▼
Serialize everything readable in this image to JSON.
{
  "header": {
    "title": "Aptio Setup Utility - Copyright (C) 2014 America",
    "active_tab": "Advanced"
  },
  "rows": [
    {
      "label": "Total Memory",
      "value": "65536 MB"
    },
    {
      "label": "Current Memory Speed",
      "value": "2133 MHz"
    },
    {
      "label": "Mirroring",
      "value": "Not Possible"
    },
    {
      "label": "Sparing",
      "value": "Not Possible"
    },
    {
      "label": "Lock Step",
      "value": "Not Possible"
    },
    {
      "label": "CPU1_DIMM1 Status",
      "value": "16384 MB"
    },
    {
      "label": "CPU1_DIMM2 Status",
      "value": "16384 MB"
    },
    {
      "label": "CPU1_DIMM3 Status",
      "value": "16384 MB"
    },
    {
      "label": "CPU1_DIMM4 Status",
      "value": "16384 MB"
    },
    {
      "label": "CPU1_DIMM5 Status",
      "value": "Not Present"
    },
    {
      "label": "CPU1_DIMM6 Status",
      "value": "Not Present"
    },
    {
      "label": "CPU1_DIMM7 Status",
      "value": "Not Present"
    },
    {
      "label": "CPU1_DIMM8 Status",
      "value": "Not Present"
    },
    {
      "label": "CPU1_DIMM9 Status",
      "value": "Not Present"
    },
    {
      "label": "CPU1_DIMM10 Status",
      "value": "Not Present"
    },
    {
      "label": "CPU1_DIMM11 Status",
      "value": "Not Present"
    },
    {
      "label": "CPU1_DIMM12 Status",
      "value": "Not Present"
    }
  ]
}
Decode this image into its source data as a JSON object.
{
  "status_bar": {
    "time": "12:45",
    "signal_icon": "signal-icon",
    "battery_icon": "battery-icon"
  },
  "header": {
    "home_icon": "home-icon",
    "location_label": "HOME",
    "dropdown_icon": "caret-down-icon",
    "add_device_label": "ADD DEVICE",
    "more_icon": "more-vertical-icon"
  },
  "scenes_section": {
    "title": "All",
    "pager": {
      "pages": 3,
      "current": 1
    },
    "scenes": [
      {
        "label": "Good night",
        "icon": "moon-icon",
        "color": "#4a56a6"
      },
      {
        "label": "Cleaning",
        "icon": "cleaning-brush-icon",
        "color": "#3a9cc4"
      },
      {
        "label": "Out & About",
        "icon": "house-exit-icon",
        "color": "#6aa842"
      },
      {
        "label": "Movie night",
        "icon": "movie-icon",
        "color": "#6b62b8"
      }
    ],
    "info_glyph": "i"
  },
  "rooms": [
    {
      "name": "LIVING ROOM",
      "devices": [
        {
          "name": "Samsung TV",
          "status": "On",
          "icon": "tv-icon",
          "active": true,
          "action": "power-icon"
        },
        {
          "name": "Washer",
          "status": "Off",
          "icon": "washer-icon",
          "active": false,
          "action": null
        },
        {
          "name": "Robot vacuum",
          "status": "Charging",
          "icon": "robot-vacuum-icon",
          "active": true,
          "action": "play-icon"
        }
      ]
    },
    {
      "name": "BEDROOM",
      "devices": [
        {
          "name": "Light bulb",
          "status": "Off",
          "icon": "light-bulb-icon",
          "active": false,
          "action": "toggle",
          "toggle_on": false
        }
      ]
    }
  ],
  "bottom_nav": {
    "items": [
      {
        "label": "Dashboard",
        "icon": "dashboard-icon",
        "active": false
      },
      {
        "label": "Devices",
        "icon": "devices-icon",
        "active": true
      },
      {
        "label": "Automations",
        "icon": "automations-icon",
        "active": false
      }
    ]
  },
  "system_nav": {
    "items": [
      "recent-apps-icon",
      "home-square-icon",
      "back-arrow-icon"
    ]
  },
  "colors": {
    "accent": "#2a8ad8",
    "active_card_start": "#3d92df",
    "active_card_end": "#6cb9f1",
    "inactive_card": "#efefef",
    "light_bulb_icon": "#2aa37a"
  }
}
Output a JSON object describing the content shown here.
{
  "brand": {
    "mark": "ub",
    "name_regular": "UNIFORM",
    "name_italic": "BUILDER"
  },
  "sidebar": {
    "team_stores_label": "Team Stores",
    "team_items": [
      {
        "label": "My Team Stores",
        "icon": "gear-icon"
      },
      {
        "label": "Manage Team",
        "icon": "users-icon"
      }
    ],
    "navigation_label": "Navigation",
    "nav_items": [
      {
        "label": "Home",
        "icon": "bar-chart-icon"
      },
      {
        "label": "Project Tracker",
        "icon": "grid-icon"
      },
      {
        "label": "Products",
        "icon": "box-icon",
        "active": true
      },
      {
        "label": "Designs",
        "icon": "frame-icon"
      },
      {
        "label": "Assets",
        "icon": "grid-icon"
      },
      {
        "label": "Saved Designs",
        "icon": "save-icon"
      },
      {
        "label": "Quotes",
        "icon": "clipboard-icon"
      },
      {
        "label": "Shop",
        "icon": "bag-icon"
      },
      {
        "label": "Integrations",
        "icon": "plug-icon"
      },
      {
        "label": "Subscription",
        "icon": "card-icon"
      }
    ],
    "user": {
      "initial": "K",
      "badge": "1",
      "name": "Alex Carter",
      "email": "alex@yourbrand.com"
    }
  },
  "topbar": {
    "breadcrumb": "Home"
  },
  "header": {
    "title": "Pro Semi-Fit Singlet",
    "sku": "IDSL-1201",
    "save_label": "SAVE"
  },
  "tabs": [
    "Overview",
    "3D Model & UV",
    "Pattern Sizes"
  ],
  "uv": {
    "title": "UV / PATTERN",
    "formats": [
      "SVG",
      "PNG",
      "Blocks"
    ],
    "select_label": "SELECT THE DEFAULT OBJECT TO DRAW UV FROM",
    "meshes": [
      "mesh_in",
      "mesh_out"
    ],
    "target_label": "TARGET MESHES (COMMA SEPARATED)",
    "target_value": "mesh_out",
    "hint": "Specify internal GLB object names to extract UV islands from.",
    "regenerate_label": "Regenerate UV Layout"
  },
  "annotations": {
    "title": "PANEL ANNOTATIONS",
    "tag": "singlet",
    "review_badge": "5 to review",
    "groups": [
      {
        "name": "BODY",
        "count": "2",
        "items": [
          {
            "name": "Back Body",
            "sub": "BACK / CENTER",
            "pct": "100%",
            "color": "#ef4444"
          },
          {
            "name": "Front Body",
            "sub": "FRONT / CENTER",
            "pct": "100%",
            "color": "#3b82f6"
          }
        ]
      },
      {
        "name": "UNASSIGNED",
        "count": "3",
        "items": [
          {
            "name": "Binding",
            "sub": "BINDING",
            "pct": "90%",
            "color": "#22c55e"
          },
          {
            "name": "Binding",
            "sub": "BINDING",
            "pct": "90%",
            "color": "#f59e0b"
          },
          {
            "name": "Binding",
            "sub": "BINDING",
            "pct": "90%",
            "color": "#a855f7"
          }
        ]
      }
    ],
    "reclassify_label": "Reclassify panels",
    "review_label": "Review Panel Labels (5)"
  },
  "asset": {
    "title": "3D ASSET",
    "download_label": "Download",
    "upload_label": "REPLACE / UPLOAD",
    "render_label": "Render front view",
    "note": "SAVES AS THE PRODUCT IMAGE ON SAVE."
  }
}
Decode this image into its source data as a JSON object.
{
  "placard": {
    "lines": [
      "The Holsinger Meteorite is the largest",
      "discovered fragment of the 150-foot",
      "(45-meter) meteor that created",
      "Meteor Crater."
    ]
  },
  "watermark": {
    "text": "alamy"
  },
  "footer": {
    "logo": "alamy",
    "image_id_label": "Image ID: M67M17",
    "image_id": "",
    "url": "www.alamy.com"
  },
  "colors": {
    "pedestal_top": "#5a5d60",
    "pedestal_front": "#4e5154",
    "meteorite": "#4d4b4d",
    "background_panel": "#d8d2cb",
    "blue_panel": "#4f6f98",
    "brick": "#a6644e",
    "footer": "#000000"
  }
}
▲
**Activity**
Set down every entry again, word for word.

**Task output**
Serialize everything readable in this image to JSON.
{
  "header": {
    "title": "Aptio Setup Utility - Copyright (C) 2014 America",
    "active_tab": "Advanced"
  },
  "rows": [
    {
      "label": "Total Memory",
      "value": "65536 MB"
    },
    {
      "label": "Current Memory Speed",
      "value": "2133 MHz"
    },
    {
      "label": "Mirroring",
      "value": "Not Possible"
    },
    {
      "label": "Sparing",
      "value": "Not Possible"
    },
    {
      "label": "Lock Step",
      "value": "Not Possible"
    },
    {
      "label": "CPU1_DIMM1 Status",
      "value": "16384 MB"
    },
    {
      "label": "CPU1_DIMM2 Status",
      "value": "16384 MB"
    },
    {
      "label": "CPU1_DIMM3 Status",
      "value": "16384 MB"
    },
    {
      "label": "CPU1_DIMM4 Status",
      "value": "16384 MB"
    },
    {
      "label": "CPU1_DIMM5 Status",
      "value": "Not Present"
    },
    {
      "label": "CPU1_DIMM6 Status",
      "value": "Not Present"
    },
    {
      "label": "CPU1_DIMM7 Status",
      "value": "Not Present"
    },
    {
      "label": "CPU1_DIMM8 Status",
      "value": "Not Present"
    },
    {
      "label": "CPU1_DIMM9 Status",
      "value": "Not Present"
    },
    {
      "label": "CPU1_DIMM10 Status",
      "value": "Not Present"
    },
    {
      "label": "CPU1_DIMM11 Status",
      "value": "Not Present"
    },
    {
      "label": "CPU1_DIMM12 Status",
      "value": "Not Present"
    }
  ]
}
Decode this image into its source data as a JSON object.
{
  "status_bar": {
    "time": "12:45",
    "signal_icon": "signal-icon",
    "battery_icon": "battery-icon"
  },
  "header": {
    "home_icon": "home-icon",
    "location_label": "HOME",
    "dropdown_icon": "caret-down-icon",
    "add_device_label": "ADD DEVICE",
    "more_icon": "more-vertical-icon"
  },
  "scenes_section": {
    "title": "All",
    "pager": {
      "pages": 3,
      "current": 1
    },
    "scenes": [
      {
        "label": "Good night",
        "icon": "moon-icon",
        "color": "#4a56a6"
      },
      {
        "label": "Cleaning",
        "icon": "cleaning-brush-icon",
        "color": "#3a9cc4"
      },
      {
        "label": "Out & About",
        "icon": "house-exit-icon",
        "color": "#6aa842"
      },
      {
        "label": "Movie night",
        "icon": "movie-icon",
        "color": "#6b62b8"
      }
    ],
    "info_glyph": "i"
  },
  "rooms": [
    {
      "name": "LIVING ROOM",
      "devices": [
        {
          "name": "Samsung TV",
          "status": "On",
          "icon": "tv-icon",
          "active": true,
          "action": "power-icon"
        },
        {
          "name": "Washer",
          "status": "Off",
          "icon": "washer-icon",
          "active": false,
          "action": null
        },
        {
          "name": "Robot vacuum",
          "status": "Charging",
          "icon": "robot-vacuum-icon",
          "active": true,
          "action": "play-icon"
        }
      ]
    },
    {
      "name": "BEDROOM",
      "devices": [
        {
          "name": "Light bulb",
          "status": "Off",
          "icon": "light-bulb-icon",
          "active": false,
          "action": "toggle",
          "toggle_on": false
        }
      ]
    }
  ],
  "bottom_nav": {
    "items": [
      {
        "label": "Dashboard",
        "icon": "dashboard-icon",
        "active": false
      },
      {
        "label": "Devices",
        "icon": "devices-icon",
        "active": true
      },
      {
        "label": "Automations",
        "icon": "automations-icon",
        "active": false
      }
    ]
  },
  "system_nav": {
    "items": [
      "recent-apps-icon",
      "home-square-icon",
      "back-arrow-icon"
    ]
  },
  "colors": {
    "accent": "#2a8ad8",
    "active_card_start": "#3d92df",
    "active_card_end": "#6cb9f1",
    "inactive_card": "#efefef",
    "light_bulb_icon": "#2aa37a"
  }
}
Output a JSON object describing the content shown here.
{
  "brand": {
    "mark": "ub",
    "name_regular": "UNIFORM",
    "name_italic": "BUILDER"
  },
  "sidebar": {
    "team_stores_label": "Team Stores",
    "team_items": [
      {
        "label": "My Team Stores",
        "icon": "gear-icon"
      },
      {
        "label": "Manage Team",
        "icon": "users-icon"
      }
    ],
    "navigation_label": "Navigation",
    "nav_items": [
      {
        "label": "Home",
        "icon": "bar-chart-icon"
      },
      {
        "label": "Project Tracker",
        "icon": "grid-icon"
      },
      {
        "label": "Products",
        "icon": "box-icon",
        "active": true
      },
      {
        "label": "Designs",
        "icon": "frame-icon"
      },
      {
        "label": "Assets",
        "icon": "grid-icon"
      },
      {
        "label": "Saved Designs",
        "icon": "save-icon"
      },
      {
        "label": "Quotes",
        "icon": "clipboard-icon"
      },
      {
        "label": "Shop",
        "icon": "bag-icon"
      },
      {
        "label": "Integrations",
        "icon": "plug-icon"
      },
      {
        "label": "Subscription",
        "icon": "card-icon"
      }
    ],
    "user": {
      "initial": "K",
      "badge": "1",
      "name": "Alex Carter",
      "email": "alex@yourbrand.com"
    }
  },
  "topbar": {
    "breadcrumb": "Home"
  },
  "header": {
    "title": "Pro Semi-Fit Singlet",
    "sku": "IDSL-1201",
    "save_label": "SAVE"
  },
  "tabs": [
    "Overview",
    "3D Model & UV",
    "Pattern Sizes"
  ],
  "uv": {
    "title": "UV / PATTERN",
    "formats": [
      "SVG",
      "PNG",
      "Blocks"
    ],
    "select_label": "SELECT THE DEFAULT OBJECT TO DRAW UV FROM",
    "meshes": [
      "mesh_in",
      "mesh_out"
    ],
    "target_label": "TARGET MESHES (COMMA SEPARATED)",
    "target_value": "mesh_out",
    "hint": "Specify internal GLB object names to extract UV islands from.",
    "regenerate_label": "Regenerate UV Layout"
  },
  "annotations": {
    "title": "PANEL ANNOTATIONS",
    "tag": "singlet",
    "review_badge": "5 to review",
    "groups": [
      {
        "name": "BODY",
        "count": "2",
        "items": [
          {
            "name": "Back Body",
            "sub": "BACK / CENTER",
            "pct": "100%",
            "color": "#ef4444"
          },
          {
            "name": "Front Body",
            "sub": "FRONT / CENTER",
            "pct": "100%",
            "color": "#3b82f6"
          }
        ]
      },
      {
        "name": "UNASSIGNED",
        "count": "3",
        "items": [
          {
            "name": "Binding",
            "sub": "BINDING",
            "pct": "90%",
            "color": "#22c55e"
          },
          {
            "name": "Binding",
            "sub": "BINDING",
            "pct": "90%",
            "color": "#f59e0b"
          },
          {
            "name": "Binding",
            "sub": "BINDING",
            "pct": "90%",
            "color": "#a855f7"
          }
        ]
      }
    ],
    "reclassify_label": "Reclassify panels",
    "review_label": "Review Panel Labels (5)"
  },
  "asset": {
    "title": "3D ASSET",
    "download_label": "Download",
    "upload_label": "REPLACE / UPLOAD",
    "render_label": "Render front view",
    "note": "SAVES AS THE PRODUCT IMAGE ON SAVE."
  }
}
Decode this image into its source data as a JSON object.
{
  "placard": {
    "lines": [
      "The Holsinger Meteorite is the largest",
      "discovered fragment of the 150-foot",
      "(45-meter) meteor that created",
      "Meteor Crater."
    ]
  },
  "watermark": {
    "text": "alamy"
  },
  "footer": {
    "logo": "alamy",
    "image_id_label": "Image ID: M67M17",
    "image_id": "",
    "url": "www.alamy.com"
  },
  "colors": {
    "pedestal_top": "#5a5d60",
    "pedestal_front": "#4e5154",
    "meteorite": "#4d4b4d",
    "background_panel": "#d8d2cb",
    "blue_panel": "#4f6f98",
    "brick": "#a6644e",
    "footer": "#000000"
  }
}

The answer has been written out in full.